What influences young people’s future plans?
Good pay is the most important factor for young people in their future job or career, according to new research.
The study by Skills Development Scotland (SDS) explored the views of young people aged 11-18 years, specifically focusing on their plans after school, key influencers and their views and perceptions of careers.
Findings showed that when considering their future careers, good pay was by far the most important factor for young people, with job satisfaction a distant second. Young people are also influenced by their strengths and interests when considering what to do after school.
Over 1,500 young people participated in the research, which also found that being hard working and having the right qualifications are what young people think employers are most looking for from their employees.
It is important that we continue to encourage and support young people to identify the career or careers that will give them job satisfaction, offer them varied and interesting roles and a sense of being valued at work.

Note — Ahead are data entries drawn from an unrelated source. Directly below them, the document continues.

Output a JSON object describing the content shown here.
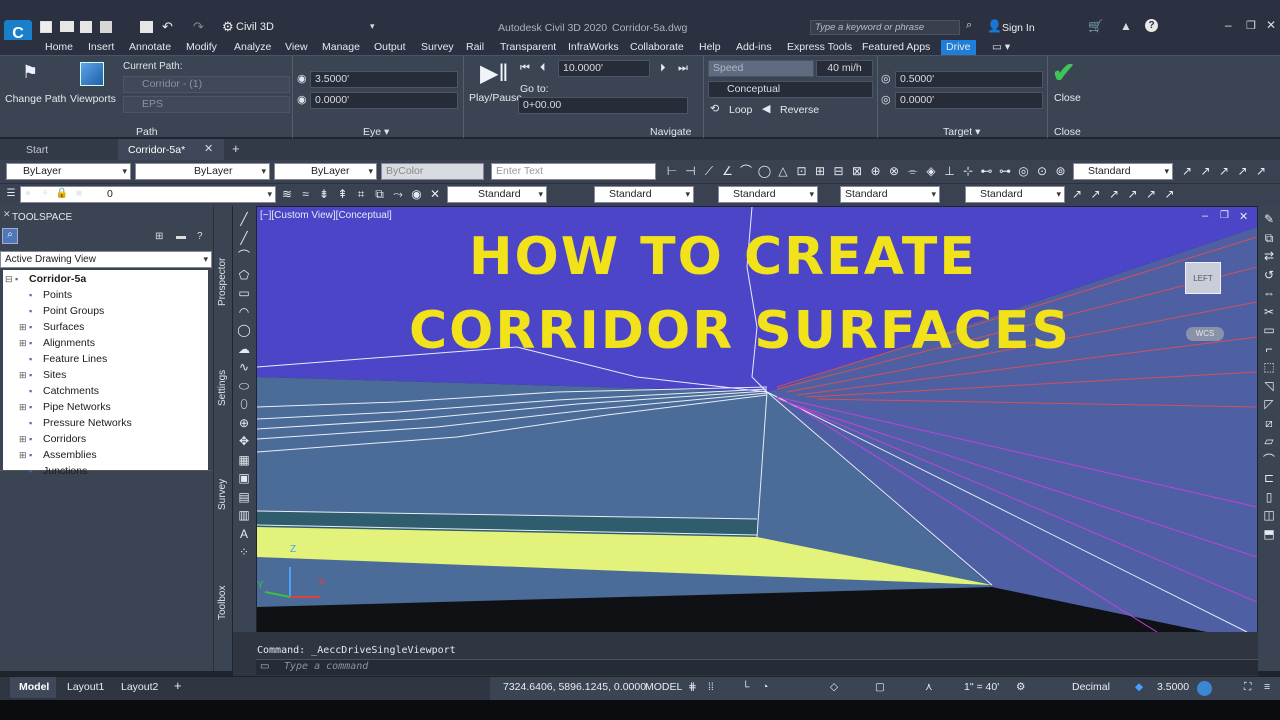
{
  "app": {
    "title": "Autodesk Civil 3D 2020",
    "file": "Corridor-5a.dwg",
    "workspace": "Civil 3D",
    "search_placeholder": "Type a keyword or phrase",
    "sign_in": "Sign In"
  },
  "menu": [
    "Home",
    "Insert",
    "Annotate",
    "Modify",
    "Analyze",
    "View",
    "Manage",
    "Output",
    "Survey",
    "Rail",
    "Transparent",
    "InfraWorks",
    "Collaborate",
    "Help",
    "Add-ins",
    "Express Tools",
    "Featured Apps",
    "Drive"
  ],
  "ribbon": {
    "change_path": "Change Path",
    "viewports": "Viewports",
    "current_path_label": "Current Path:",
    "current_path_value": "Corridor - (1)",
    "eps": "EPS",
    "path_title": "Path",
    "eye_height": "3.5000'",
    "eye_offset": "0.0000'",
    "eye_title": "Eye",
    "play_pause": "Play/Pause",
    "step": "10.0000'",
    "goto_label": "Go to:",
    "goto_value": "0+00.00",
    "navigate_title": "Navigate",
    "speed_label": "Speed",
    "speed_value": "40 mi/h",
    "visual_style": "Conceptual",
    "loop": "Loop",
    "reverse": "Reverse",
    "target_height": "0.5000'",
    "target_offset": "0.0000'",
    "target_title": "Target",
    "close": "Close",
    "close_title": "Close"
  },
  "doctabs": {
    "start": "Start",
    "active": "Corridor-5a*"
  },
  "props": {
    "layer": "ByLayer",
    "linetype": "ByLayer",
    "lineweight": "ByLayer",
    "color": "ByColor",
    "text_placeholder": "Enter Text",
    "style1": "Standard",
    "layer_value": "0",
    "style2": "Standard",
    "style3": "Standard",
    "style4": "Standard",
    "style5": "Standard",
    "style6": "Standard"
  },
  "toolspace": {
    "title": "TOOLSPACE",
    "view_select": "Active Drawing View",
    "tabs": [
      "Prospector",
      "Settings",
      "Survey",
      "Toolbox"
    ],
    "tree": [
      "Corridor-5a",
      "Points",
      "Point Groups",
      "Surfaces",
      "Alignments",
      "Feature Lines",
      "Sites",
      "Catchments",
      "Pipe Networks",
      "Pressure Networks",
      "Corridors",
      "Assemblies",
      "Junctions"
    ]
  },
  "viewport": {
    "label": "[−][Custom View][Conceptual]",
    "overlay_line1": "HOW TO CREATE",
    "overlay_line2": "CORRIDOR SURFACES",
    "viewcube_face": "LEFT",
    "wcs": "WCS",
    "axis_z": "Z",
    "axis_y": "Y",
    "axis_x": "X"
  },
  "command": {
    "history": "Command: _AeccDriveSingleViewport",
    "placeholder": "Type a command"
  },
  "status": {
    "tabs": [
      "Model",
      "Layout1",
      "Layout2"
    ],
    "coords": "7324.6406, 5896.1245, 0.0000",
    "space": "MODEL",
    "scale": "1\" = 40'",
    "units": "Decimal",
    "elevation": "3.5000"
  },
  "colors": {
    "overlay_text": "#f2e21a",
    "sky": "#4c45c8",
    "ground": "#e2f27a",
    "accent_drive": "#1f7fd8"
  }
}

Director of Career Information, Advice and Guidance - Skills Development Scotland
James Russell, Director of Career Information, Advice and Guidance said: "These findings are fascinating, and while they may not be surprising given the current cost of living crisis, it is important that we continue to encourage and support young people to identify the career or careers that will give them job satisfaction, offer them varied and interesting roles and a sense of being valued at work.
“We want people working in Scotland to be happy, fulfilled and realising their potential. If you’re in a job that gives you a sense of self-worth, where you can use and build on your strengths, see all your options and the people that can help you to grow, develop and move on, you will be happy at work.
“Those are the skills SDS careers advisers are working with people across the country to develop.”
The Young People in Scotland research was carried out between September and December 2022 with views gathered from a representative sample of 1,533 young people across Scotland. The fieldwork was undertaken by Ipsos Scotland with SDS’s Evaluation and Research team producing the analysis and outputs.
These findings have generated insightful discussion among SDS colleagues and has informed further deep dive analysis of the findings. They will also be used by Scottish Government colleagues to add value to their evidence base and inform policy development.
The study also found that the sectors that young people consider going into vary by gender, with males considering careers in STEM (science, technology, engineering and maths) and sport, and females considering caring or creative careers.
James added: “This reinforces the need for much earlier intervention and exposure to jobs, opportunities and industry experiences from a young age. We know from all the work that went into the Career Review that there are clear gender differences in the sectors to which young people aspire and these are often engrained from an early age. Our careers advisers are alert to the impact of gender stereotyping and ensure that they challenge any preconceived ideas that young people have about job roles and recognise that this needs to happen earlier, before these stereotypes have had time to form.”